By the end of the play, he has been properly chastened and has even been reconciled with Muriel.

O’Neill wrote “Ah, Wilderness!” in 1932 as a supposedly idealized, though fictionalized, view of his own family and youth. Twenty-four years later his “Long Day’s Journey Into Night” premiered. Written in 1941-42, it was a far more realistic view set in the same house in 1912. The similarities and differences between the two come into sharp focus for those who saw Oregon Shakespeare Festival’s brilliant “Long Day’s” this year.

This ACT production is directed by Casey Stangl, who was pressed into service after the unexpected death of associate artistic director Mark Rucker in August. He had already selected the cast and worked with the design team.

Nevertheless, she rose to the challenge and staged a solid production with a mix of seasoned actors along with 10 (one of them an understudy) third-year students in the ACT Master of Fine Arts Program.

The always reliable Fusco is a nicely understated Nat, who understands what Richard is going through but who agrees with Ticotin’s Essie that he must have a man-to-man talk with his son. That awkward scene is one of the comic highlights of the production.

Another comes courtesy of Hiatt when the drunken Sid tries unsuccessfully and hilariously to behave himself at the dinner table, much to the consternation of Hall’s Lily and the amusement of everyone else.

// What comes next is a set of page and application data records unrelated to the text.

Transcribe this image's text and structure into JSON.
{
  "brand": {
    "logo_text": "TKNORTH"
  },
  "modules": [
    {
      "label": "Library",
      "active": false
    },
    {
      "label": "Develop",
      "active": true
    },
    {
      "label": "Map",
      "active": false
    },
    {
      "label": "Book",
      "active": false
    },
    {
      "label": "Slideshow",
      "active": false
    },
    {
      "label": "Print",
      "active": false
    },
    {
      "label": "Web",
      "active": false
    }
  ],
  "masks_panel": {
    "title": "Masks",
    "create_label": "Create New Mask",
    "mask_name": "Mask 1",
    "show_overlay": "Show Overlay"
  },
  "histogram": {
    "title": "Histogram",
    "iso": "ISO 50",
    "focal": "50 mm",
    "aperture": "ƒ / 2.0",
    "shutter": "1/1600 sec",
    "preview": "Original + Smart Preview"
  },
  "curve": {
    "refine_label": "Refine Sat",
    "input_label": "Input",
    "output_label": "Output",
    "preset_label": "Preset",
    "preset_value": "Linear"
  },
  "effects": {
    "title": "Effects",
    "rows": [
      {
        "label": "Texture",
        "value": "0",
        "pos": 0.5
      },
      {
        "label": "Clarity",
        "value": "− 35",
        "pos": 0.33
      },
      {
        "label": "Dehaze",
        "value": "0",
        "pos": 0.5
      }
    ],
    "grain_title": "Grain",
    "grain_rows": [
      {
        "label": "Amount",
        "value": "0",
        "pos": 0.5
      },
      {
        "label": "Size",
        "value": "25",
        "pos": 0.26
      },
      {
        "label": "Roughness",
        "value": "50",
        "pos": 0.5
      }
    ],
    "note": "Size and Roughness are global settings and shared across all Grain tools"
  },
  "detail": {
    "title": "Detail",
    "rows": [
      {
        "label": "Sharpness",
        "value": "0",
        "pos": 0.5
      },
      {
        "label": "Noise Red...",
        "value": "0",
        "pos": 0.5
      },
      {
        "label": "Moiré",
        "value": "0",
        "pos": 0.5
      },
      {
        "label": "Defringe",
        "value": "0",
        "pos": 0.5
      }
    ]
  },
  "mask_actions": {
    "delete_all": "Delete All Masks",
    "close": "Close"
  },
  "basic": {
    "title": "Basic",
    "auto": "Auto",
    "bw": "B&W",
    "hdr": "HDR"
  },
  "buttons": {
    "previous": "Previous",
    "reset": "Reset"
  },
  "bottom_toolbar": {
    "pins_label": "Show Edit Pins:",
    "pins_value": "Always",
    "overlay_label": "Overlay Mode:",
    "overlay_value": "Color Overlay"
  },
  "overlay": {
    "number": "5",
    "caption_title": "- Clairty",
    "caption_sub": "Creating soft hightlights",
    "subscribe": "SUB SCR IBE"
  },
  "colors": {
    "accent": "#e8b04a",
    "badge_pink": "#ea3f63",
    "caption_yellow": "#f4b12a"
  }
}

Richard’s scene at the bar with Belle also is amusing, for despite all his bravado, Richard shows that he’s in way over his head. Too often, though, Stagnitta becomes heavy-handed with Richard’s excesses. Likewise, there are few sparks between him and Palmeri’s Muriel.

This is ACT’s third go-round with the play. The first time was in 1978 directed by Allen Fletcher, and the second was a revival in 1980 with virtually the same cast.

Set designer Ralph Funicello was on the design team for those earlier productions as he is the current one. His set this time is more minimal but nonetheless effective. The design team also includes Robert Wierzel for lighting, Jessie Amoroso for costumes and Paul James Prendergast for music and sound.

Running about two hours and 40 minutes with one intermission, this production is well done and enjoyable.

“Ah, Wilderness!” will continue through Nov. 8 at ACT’s Geary Theater, 415 Geary St., San Francisco. For tickets and information, call (415) 749-2228 or visit www.act-sf.org.

 

About the Author

Judy RichterJudy reviews San Francisco Bay Area theater and writes feature articles about activities of the Stanford women's basketball team and Fast Break Club. A longtime Bay Area journalist, she is retired from the San Francisco Chronicle, where she was a writer and copy editor.View all posts by Judy Richter →